- [EXERCISE INSTRUCTIONS]:
The answer should be a single number, the count of lines in this material that contain "Triangle".

▽

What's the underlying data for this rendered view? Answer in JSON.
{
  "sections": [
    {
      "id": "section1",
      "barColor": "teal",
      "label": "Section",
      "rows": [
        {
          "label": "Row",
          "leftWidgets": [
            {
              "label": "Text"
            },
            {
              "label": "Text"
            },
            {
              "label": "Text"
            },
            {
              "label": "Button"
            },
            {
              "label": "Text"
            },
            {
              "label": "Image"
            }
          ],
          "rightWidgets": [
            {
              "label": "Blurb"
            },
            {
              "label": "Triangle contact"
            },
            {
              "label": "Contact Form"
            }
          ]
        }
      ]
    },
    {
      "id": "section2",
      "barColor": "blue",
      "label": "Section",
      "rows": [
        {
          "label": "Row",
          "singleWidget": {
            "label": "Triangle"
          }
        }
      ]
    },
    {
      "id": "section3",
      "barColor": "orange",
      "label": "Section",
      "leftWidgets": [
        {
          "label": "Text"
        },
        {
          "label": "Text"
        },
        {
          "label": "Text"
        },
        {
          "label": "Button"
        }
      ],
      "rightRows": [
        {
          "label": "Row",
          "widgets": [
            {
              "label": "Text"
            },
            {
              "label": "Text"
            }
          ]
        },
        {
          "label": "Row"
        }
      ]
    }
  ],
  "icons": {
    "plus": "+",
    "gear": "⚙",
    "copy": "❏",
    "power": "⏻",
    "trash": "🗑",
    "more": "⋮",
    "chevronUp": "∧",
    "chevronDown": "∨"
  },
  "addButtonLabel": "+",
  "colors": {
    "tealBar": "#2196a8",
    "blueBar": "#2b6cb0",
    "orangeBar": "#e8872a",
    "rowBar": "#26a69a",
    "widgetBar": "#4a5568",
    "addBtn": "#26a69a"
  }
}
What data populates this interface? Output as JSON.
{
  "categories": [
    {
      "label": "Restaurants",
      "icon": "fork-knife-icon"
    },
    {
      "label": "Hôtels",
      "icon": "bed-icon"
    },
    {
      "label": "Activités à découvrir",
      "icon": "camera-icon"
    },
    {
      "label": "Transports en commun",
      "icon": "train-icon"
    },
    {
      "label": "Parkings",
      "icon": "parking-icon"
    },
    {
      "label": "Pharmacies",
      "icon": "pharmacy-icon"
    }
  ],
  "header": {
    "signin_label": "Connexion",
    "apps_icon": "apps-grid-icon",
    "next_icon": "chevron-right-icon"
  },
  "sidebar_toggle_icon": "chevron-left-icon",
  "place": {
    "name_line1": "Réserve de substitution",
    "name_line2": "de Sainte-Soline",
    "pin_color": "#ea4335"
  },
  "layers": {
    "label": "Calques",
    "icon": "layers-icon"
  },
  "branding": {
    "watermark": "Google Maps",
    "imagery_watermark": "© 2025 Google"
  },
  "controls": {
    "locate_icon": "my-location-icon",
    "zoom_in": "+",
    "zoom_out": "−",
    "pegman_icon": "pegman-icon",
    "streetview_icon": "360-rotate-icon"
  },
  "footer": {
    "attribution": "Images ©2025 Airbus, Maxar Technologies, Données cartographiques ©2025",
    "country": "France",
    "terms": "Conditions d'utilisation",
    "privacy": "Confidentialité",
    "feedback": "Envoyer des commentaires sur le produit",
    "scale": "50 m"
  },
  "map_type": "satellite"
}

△

- [EXERCISE SOLUTION]:
2